These less traditional yet more convenient methods are popular among women who forget to take their daily pills. Although there are side effects for nearly every prescription birth control method, the majority of patients who have a normal period have about ten options from which to choose. The pill’s main advantage is its ability to vary hormone levels.
“On the patch you can’t vary. There is one composition. With oral contraceptives, if you are on it for three months and there are still side effects, then we see if there is too little estrogen, too little progesterone, or too much of something…the adjustment is based on a specific objective,” said Miller.
Despite the meticulous medical thinking that goes into choosing the correct birth control method, many women do not treat the pill, patch, ring, or shot as a drug.
“Some people don’t see the pill as medication.

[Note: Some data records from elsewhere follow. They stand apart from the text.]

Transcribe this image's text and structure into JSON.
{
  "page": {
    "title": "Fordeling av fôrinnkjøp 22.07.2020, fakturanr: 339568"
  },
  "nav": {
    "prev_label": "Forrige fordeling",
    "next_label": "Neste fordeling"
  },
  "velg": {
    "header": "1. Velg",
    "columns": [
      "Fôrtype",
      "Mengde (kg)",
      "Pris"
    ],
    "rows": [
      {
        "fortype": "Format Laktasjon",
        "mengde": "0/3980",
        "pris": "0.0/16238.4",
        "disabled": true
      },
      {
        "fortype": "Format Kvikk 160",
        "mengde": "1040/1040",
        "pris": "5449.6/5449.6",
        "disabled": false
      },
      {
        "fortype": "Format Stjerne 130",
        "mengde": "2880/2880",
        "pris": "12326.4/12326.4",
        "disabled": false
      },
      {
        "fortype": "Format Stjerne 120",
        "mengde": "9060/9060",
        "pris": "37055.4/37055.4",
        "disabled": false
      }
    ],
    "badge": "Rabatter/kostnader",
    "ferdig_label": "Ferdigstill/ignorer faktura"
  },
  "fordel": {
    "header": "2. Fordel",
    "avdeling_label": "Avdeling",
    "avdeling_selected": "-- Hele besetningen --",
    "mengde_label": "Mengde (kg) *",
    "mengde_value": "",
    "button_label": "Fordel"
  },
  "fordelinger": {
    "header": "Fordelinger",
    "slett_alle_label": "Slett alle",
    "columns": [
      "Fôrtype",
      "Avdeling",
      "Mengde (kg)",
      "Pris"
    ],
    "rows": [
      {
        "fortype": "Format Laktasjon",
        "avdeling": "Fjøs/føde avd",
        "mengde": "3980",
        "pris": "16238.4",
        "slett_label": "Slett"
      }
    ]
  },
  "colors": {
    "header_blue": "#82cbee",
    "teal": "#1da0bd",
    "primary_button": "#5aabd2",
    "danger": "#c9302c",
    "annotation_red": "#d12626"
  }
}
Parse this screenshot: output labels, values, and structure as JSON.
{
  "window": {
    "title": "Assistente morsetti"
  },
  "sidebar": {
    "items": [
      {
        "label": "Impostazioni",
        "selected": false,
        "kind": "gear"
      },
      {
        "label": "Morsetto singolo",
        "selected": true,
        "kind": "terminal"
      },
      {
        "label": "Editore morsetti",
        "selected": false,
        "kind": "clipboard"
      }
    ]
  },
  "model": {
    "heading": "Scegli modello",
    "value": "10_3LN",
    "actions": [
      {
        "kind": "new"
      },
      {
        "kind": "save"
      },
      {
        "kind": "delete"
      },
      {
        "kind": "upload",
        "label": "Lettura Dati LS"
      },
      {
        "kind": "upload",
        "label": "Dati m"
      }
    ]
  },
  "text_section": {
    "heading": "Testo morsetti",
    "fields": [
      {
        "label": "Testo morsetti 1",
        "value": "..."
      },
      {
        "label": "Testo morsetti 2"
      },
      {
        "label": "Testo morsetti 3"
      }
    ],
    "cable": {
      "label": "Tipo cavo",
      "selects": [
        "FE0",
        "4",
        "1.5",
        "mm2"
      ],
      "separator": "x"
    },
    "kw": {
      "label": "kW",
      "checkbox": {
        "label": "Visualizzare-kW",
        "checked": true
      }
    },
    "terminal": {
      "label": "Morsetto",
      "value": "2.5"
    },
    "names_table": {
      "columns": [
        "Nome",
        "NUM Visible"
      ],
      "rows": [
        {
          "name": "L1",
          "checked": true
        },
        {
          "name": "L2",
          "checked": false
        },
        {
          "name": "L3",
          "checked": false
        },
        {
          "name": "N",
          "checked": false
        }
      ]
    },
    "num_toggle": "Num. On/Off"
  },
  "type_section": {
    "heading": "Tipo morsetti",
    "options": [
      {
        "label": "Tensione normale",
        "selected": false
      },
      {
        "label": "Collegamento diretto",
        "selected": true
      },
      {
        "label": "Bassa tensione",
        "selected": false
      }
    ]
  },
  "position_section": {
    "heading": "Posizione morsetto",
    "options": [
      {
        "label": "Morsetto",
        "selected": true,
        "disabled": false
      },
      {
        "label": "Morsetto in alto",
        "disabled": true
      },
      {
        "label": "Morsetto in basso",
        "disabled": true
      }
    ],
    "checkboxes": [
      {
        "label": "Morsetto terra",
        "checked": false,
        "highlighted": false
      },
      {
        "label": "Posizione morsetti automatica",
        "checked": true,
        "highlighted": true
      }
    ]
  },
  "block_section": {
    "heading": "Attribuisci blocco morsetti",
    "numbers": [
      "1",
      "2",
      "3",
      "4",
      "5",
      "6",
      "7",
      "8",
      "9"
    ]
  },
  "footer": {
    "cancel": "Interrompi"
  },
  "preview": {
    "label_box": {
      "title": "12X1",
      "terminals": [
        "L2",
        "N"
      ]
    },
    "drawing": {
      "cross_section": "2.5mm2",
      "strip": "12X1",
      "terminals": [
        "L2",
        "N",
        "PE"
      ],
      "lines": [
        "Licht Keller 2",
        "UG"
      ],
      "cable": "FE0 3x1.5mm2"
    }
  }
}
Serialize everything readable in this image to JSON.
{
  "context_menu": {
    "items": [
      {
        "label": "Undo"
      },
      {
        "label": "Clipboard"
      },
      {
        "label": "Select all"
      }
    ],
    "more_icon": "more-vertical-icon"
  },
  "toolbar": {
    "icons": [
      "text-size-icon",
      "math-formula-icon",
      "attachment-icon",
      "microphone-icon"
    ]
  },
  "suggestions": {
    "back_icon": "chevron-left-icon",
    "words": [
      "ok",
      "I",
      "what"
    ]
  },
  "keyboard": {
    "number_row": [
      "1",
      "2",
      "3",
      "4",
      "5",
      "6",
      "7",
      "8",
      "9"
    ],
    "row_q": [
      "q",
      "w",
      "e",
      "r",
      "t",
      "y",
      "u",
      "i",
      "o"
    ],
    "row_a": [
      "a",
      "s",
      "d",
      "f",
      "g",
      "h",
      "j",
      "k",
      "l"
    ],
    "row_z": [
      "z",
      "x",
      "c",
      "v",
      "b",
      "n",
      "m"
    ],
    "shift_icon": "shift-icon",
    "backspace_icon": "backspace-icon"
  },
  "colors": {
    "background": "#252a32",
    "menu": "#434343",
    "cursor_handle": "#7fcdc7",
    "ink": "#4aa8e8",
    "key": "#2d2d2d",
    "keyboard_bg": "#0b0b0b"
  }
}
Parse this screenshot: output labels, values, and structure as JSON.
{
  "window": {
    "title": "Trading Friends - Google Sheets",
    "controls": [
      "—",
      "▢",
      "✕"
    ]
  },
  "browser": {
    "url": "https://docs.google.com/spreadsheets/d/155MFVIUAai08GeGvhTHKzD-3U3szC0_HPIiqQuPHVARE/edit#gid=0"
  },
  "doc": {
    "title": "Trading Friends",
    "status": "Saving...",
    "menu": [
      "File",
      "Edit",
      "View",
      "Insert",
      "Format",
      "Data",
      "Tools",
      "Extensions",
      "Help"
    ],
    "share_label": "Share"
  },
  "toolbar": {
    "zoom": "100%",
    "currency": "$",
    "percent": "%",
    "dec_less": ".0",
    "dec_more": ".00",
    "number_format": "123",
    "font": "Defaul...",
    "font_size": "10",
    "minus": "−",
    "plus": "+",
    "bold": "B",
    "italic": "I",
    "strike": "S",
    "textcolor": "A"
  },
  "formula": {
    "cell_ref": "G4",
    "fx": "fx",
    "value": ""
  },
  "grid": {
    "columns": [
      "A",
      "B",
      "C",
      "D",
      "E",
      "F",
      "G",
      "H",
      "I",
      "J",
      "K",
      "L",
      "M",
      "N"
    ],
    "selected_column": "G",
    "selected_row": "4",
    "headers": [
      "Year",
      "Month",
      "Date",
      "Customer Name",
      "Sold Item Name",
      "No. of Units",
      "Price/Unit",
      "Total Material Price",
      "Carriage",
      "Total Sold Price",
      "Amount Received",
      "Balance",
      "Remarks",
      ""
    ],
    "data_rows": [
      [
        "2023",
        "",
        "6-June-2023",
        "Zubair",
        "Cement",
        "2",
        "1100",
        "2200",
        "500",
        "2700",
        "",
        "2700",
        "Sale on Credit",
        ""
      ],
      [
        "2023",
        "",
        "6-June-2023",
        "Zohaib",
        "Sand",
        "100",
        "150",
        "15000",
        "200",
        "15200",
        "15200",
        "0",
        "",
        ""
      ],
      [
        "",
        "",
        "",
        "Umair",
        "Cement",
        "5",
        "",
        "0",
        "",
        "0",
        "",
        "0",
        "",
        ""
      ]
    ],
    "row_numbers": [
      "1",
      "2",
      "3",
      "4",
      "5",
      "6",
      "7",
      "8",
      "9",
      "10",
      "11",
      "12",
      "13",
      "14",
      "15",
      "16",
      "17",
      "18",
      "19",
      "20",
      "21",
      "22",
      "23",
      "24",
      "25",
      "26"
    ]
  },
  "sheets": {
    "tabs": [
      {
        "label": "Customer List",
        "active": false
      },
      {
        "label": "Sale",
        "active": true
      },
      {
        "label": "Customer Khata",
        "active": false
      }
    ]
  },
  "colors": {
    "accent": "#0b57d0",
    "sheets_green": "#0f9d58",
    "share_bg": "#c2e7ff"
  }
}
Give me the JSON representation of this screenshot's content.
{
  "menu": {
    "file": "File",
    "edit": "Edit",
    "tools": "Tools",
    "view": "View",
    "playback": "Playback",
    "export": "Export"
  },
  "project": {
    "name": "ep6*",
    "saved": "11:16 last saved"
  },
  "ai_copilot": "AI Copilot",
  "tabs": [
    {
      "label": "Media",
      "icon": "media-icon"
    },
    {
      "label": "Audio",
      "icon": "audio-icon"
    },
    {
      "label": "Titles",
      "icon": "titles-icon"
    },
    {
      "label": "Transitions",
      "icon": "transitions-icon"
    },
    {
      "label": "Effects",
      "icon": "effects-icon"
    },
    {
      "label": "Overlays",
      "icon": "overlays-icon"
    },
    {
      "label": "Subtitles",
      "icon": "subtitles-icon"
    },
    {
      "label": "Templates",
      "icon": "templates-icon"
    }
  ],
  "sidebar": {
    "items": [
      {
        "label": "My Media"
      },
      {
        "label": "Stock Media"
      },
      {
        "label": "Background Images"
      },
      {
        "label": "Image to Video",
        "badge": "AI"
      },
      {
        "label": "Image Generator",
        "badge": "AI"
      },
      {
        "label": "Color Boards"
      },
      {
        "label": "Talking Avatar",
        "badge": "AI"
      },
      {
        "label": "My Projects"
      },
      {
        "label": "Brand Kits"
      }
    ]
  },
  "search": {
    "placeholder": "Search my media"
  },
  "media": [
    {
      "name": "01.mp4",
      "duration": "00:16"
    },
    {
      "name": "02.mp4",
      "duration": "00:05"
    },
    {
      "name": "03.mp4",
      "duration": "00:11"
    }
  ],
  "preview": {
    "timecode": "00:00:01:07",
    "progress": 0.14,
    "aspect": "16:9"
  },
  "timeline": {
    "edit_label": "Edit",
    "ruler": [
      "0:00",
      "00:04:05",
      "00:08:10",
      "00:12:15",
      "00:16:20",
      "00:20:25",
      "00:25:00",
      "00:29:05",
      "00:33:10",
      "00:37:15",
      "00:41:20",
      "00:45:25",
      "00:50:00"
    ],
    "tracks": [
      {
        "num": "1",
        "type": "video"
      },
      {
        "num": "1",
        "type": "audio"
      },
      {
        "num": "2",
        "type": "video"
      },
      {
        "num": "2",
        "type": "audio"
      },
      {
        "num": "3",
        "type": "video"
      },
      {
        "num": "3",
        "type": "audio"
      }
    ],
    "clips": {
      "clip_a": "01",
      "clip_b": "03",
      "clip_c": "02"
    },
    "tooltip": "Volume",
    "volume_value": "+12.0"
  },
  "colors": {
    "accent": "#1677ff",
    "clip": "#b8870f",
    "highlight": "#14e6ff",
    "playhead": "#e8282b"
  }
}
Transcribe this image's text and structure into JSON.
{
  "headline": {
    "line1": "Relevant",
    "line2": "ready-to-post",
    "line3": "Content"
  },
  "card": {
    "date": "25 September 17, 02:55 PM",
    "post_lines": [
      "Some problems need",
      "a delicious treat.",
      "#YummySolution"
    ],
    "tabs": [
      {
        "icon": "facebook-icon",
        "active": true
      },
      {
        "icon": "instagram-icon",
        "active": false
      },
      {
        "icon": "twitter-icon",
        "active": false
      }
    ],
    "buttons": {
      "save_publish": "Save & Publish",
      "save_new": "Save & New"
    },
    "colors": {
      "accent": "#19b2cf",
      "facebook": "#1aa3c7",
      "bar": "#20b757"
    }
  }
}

If their doctor asks them if they are on medication, they say no, even if they are on the birth control pill,” said Jastran. It is important for women to remember that the pill is a drug with side effects.
“Being on the pill has risks and a lot of women don’t take it seriously. The likelihood of a problem is small, but you have to report problems if you see them,” said Miller. For instance, women should never be on the pill around surgery, because immobilization of the body may lead to blood clots.
Another factor women must remember is that the birth control pill prevents pregnancy only. It does not protect against sexually transmitted infections.
“College women think about pregnancy, and they don’t think beyond pregnancy. There is a much bigger picture than just getting pregnant,” said Jennifer Austin, communication specialist at Gannett.
Gannett offers many services to help women confront issues relating to birth control and STI prevention.
“Gannett helps focus on all risks. There is a whole educational process in learning what an acceptable risk is for you,” Austin said.
“We carry all options that any private doctor or family planning center would. We are in the business of prevention. We are working with the young population without telling them what to do, but they have to tell us if something isn’t working,” said Jastran.
“People should come in and get information if nothing else. It might lead more women to choose something,” Miller concluded.
Archived article by Jessica Liebman
Sun Staff Writer